He has a point. Individual shots and scenes can recall various filmmakers, from Tarkovsky to Lynch, but Jauja’s woozy atmosphere and unlikely twists render such comparisons moot. “What I think is special about Lisandro is that he’s able to make a truly original movie, remarkably original, without referencing other filmmakers or other movies, without drawing attention to what he’s doing, without showing off. My feeling is that the film is not in any way pretentious, and yet it stands out from all other movies. That’s a hard thing to do.” The film does draw on many film sources for inspiration, albeit never explicitly. Mortensen posits influences even older than film itself; “I think the way the movie turned out is very much as Danish as it is Argentine. It’s as much like a strange Hans Christian Andersen story as it is a Borges kind of story, a very unusual hybrid.” The Andersen comparison is apt; as the film goes on, it becomes more dreamlike and unusual, until a final act that blends a fairytale with elements of Beckett. It’s a potential audience-splitter, but then Mortensen’s never surrendered to any kind of commercial instincts, even after a lead role in the Lord of the Rings juggernaut.

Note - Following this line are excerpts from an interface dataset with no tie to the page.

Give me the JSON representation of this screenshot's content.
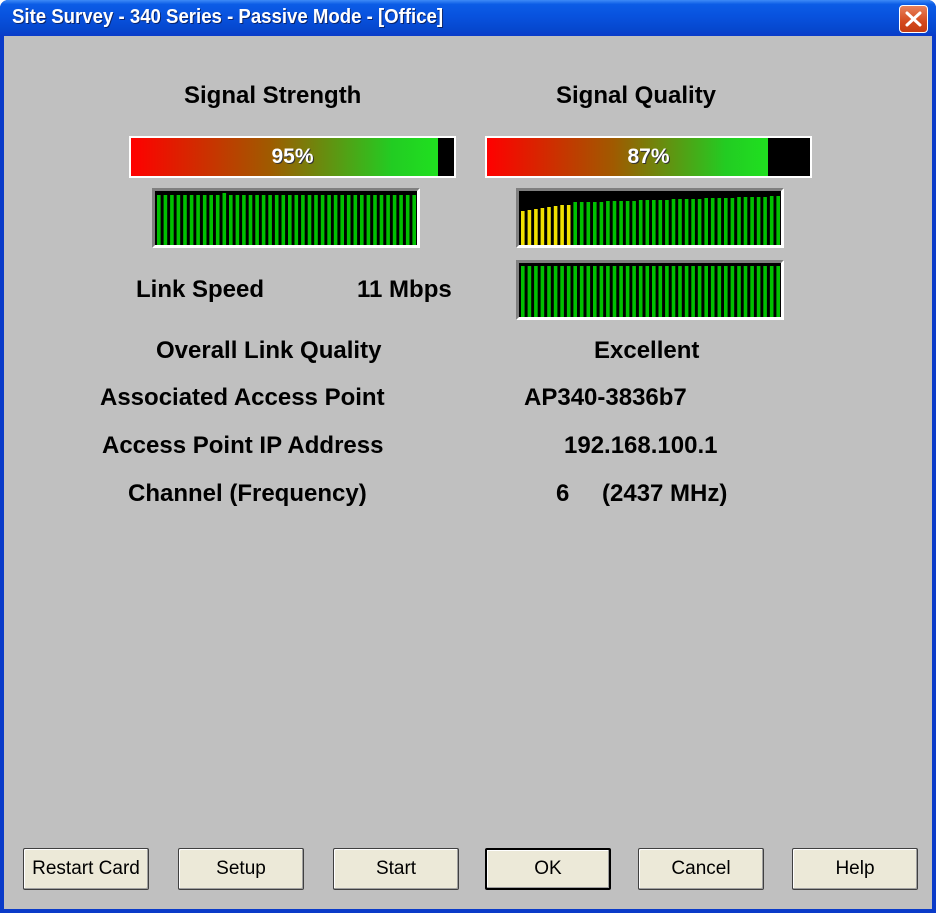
{
  "window": {
    "title": "Site Survey - 340 Series - Passive Mode - [Office]"
  },
  "signal_strength": {
    "heading": "Signal Strength",
    "percent_label": "95%",
    "level": 0.95
  },
  "signal_quality": {
    "heading": "Signal Quality",
    "percent_label": "87%",
    "level": 0.87
  },
  "link_speed": {
    "label": "Link Speed",
    "value": "11 Mbps"
  },
  "info": {
    "overall_link_quality": {
      "label": "Overall Link Quality",
      "value": "Excellent"
    },
    "associated_ap": {
      "label": "Associated Access Point",
      "value": "AP340-3836b7"
    },
    "ap_ip": {
      "label": "Access Point IP Address",
      "value": "192.168.100.1"
    },
    "channel": {
      "label": "Channel (Frequency)",
      "channel": "6",
      "frequency": "(2437 MHz)"
    }
  },
  "buttons": {
    "restart_card": "Restart Card",
    "setup": "Setup",
    "start": "Start",
    "ok": "OK",
    "cancel": "Cancel",
    "help": "Help"
  },
  "colors": {
    "graph_bar": "#00c000",
    "graph_warn_bar": "#f0e000",
    "graph_bg": "#000000",
    "title_bar": "#0852de"
  }
}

Alonso’s method of shooting, a back-to-basics approach, appealed to this outdoorsy leading man. “It was really fun. We were hundreds of kilometres from any telephone or Internet. Sometimes we were sleeping outdoors and not in the greatest conditions, improvising what to eat and transport and things like that. It was very much a family affair. It was a crew that was at most a little over a dozen, and by the end when we were shooting scenes in a cave in the far south, we were about nine or ten people altogether. Everybody’s doing different jobs.”
Mortensen and Lisandro are obviously more concerned with art than commerce. Even the way Jauja is presented could alienate, the 4:3 ratio looming like a relic of a bygone age. “The Academy frame was something that happened in the process,” explains Mortensen. “When [Lisandro] started looking at the footage the lab had cropped it strangely. He wanted to see more of the sky, and he was concerned about that. So he said, ‘Just send it to me so I can edit it.’ As soon as he saw it, he realised that’s the way it should look, and so he put it together that way.” Mortensen clearly appreciates the role chance plays in filmmaking. “There are a lot of things like that when you make a film like Lisandro does, when you’re open to good fortune and accidents happening, and being prepared to use them and make the most of them, then it’s helpful.”